== Problem requirements ==
For the string "amount", find every matching line in the records and copy it.

--- Supplied data ---

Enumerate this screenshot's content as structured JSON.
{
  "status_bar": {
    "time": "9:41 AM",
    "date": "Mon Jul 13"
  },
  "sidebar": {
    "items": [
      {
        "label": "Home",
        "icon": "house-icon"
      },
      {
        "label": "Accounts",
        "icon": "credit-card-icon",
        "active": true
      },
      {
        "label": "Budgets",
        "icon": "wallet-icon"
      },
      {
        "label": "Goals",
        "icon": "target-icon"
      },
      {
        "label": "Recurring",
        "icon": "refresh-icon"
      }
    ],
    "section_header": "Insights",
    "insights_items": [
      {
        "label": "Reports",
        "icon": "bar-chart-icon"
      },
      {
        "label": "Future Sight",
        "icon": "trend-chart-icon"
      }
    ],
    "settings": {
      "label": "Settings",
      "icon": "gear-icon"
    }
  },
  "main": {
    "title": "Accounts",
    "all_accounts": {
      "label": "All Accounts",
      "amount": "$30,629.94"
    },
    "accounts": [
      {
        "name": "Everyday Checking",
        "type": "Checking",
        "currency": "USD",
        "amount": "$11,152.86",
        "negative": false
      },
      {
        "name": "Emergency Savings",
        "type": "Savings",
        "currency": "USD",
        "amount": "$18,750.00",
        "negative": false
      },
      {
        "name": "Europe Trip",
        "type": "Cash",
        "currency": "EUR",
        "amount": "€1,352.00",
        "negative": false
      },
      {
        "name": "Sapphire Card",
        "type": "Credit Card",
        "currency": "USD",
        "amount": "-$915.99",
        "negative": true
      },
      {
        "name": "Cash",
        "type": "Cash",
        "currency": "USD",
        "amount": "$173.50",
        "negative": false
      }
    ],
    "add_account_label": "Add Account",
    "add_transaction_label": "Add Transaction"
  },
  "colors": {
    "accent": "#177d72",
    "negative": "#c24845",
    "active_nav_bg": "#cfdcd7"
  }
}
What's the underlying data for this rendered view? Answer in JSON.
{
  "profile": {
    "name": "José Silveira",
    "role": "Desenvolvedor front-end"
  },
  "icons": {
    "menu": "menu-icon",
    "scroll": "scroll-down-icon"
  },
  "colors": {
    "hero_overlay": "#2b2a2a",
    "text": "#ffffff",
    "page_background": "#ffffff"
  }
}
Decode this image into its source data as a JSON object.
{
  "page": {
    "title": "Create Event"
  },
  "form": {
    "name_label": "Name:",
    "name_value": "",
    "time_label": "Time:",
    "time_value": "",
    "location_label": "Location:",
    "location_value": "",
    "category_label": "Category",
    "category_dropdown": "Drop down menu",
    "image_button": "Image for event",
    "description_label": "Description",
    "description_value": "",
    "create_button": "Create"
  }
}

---

== Solution ==
      "amount": "$30,629.94"
        "amount": "$11,152.86",
        "amount": "$18,750.00",
        "amount": "€1,352.00",
        "amount": "-$915.99",
        "amount": "$173.50",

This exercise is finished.